My current project relies on long-lasting connections to the server. How is this best implemented with MIDP v1.0? I've implemented it with a pair of HttpConnections (one GET, one POST), which remain open for the midlet's lifetime, but that doesn't work on the phones I've tried (CSD only so far, it might still on GPRS). So I'm trying a rather nasty polling system which wastes bandwidth something chronic - is there an elegant way of doing this?
Of course, all gravy once v2 is widely supported and I can use UDP datagrams, but until then, what is everyone else doing?
I am trying a similar thing, trying to open two POST connections, one for sending and one for receiving. It works in the WTK104 emulator, but fails in various ways on various phones. Is there a recommended way of faking HTTP out? BTW, my app works fine on the phone that supports sockets.
keltonflinn: I'm not surprised. What's happening is that we're falling foul of the WAP mechanism. It's not actually HTTP, it's an encoded version of it. As a result, the entire request is cached on the gateway server, and only sent when it's finished transferring from the phone to the gateway. A phone which supports sockets will by definition support normal TCP/IP, and so will be able to start sending HTTP data before the request is finished.

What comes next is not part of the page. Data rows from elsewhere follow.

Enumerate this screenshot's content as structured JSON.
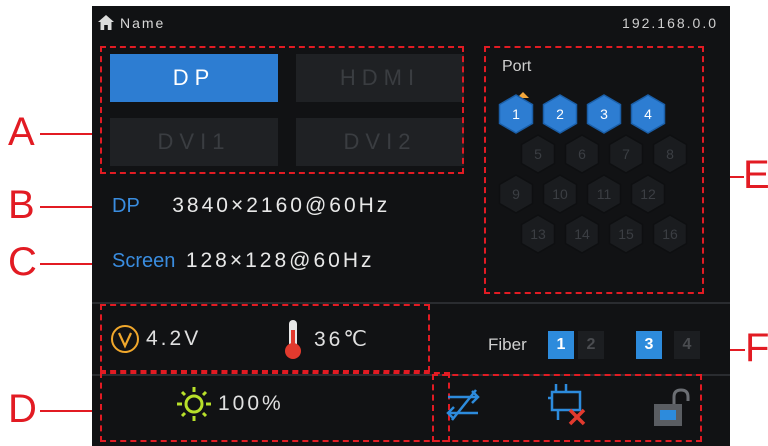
{
  "header": {
    "title": "Name",
    "ip": "192.168.0.0"
  },
  "inputs": {
    "dp": "DP",
    "hdmi": "HDMI",
    "dvi1": "DVI1",
    "dvi2": "DVI2",
    "active": "DP"
  },
  "info": {
    "source_label": "DP",
    "source_value": "3840×2160@60Hz",
    "screen_label": "Screen",
    "screen_value": "128×128@60Hz"
  },
  "ports": {
    "title": "Port",
    "active": [
      "1",
      "2",
      "3",
      "4"
    ],
    "row1": [
      "1",
      "2",
      "3",
      "4"
    ],
    "row2": [
      "5",
      "6",
      "7",
      "8"
    ],
    "row3": [
      "9",
      "10",
      "11",
      "12"
    ],
    "row4": [
      "13",
      "14",
      "15",
      "16"
    ]
  },
  "status": {
    "voltage": "4.2V",
    "temperature": "36℃",
    "brightness": "100%"
  },
  "fiber": {
    "label": "Fiber",
    "ports": [
      "1",
      "2",
      "3",
      "4"
    ],
    "active": [
      "1",
      "3"
    ]
  },
  "callouts": {
    "a": "A",
    "b": "B",
    "c": "C",
    "d": "D",
    "e": "E",
    "f": "F"
  },
  "colors": {
    "accent": "#2d7dd2",
    "annotation": "#e21b23",
    "panel": "#111214"
  }
}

Basically, sucks to be us
Sun just wasn't thinking of real-time applications when it designed MIDPv1, and it'll be a while before MIDPv2 happens. Right now, how I'm doing it is to have two versions - one with the bandwidth-minimising method which works in the emulator (and presumably socket phones, don't have one to test), and one for less intelligent phones which just polls repeatedly. If you are interested in a polling solution, might I also incidentally recommend kxmlrpc. Doesn't work when streaming, but makes life SO much easier...
One of the books I have suggested putting "really big numbers" in the Content-Length. That seems to work in the emulator, but it strikes me as a very fragile solution.
The other wierd behavior I am seeming is that one of the phones opens a new http connection every time I do a flush() on the DataOutputStream, which needless to say the emulator does not do.
I think I was not quite clear in my previous post. The "sockets" version of the midlet and the server work fine. The http version of the midlet has the above-described erroneous behavior on that socket-supporting phone.
We've just completed an Instant Messaging client which has many of the same requirements you mention.
Here are some learnings ...
1) Ignore the emulators. Their networking behaviour has nothing in common with an actual device
1a) Coz devices tend to support only a single extant connection
1b) Coz devices often (eg Series 40) map http to cWAP
1c) Which allows the network operator to munge, cache, block, timeout and drop data at their cWAP gateaway
1d) Coz Nokia devices are totally bug-infested when it comes to networking
1e) Coz networking parameters such as timeouts vary greatly and whatever you set it to, the cWAP gateway will timeout anyway
1f) Coz standard tricks such as closing an http connection to force a timeout don't work on most devices
2) MIDP 2.0 does *not* mandate Sockets or UDP. It's a reasonable expectation that most manufacturers will take the opportunity of MIDP2.0 to implement same, but it is not guaranteed
3) The use of sockets implies that your network has an Internet APN open for socket use. Dangerous assumption, especially with prepay !
The good news is that it can be done. It's just a lot like spinnig plates.
btw. In Sun's defence, they didn't screw up MIDP 1.0 all by themselves. They had some fantastic help from the handset manufacturers. MIDP1.0 doesn't say a manufacturer *can't* implement sockets. (and as I mentioned above, MIDP2.0 doesn't say they must). imho it's the JCP process that's broken, but that's another story.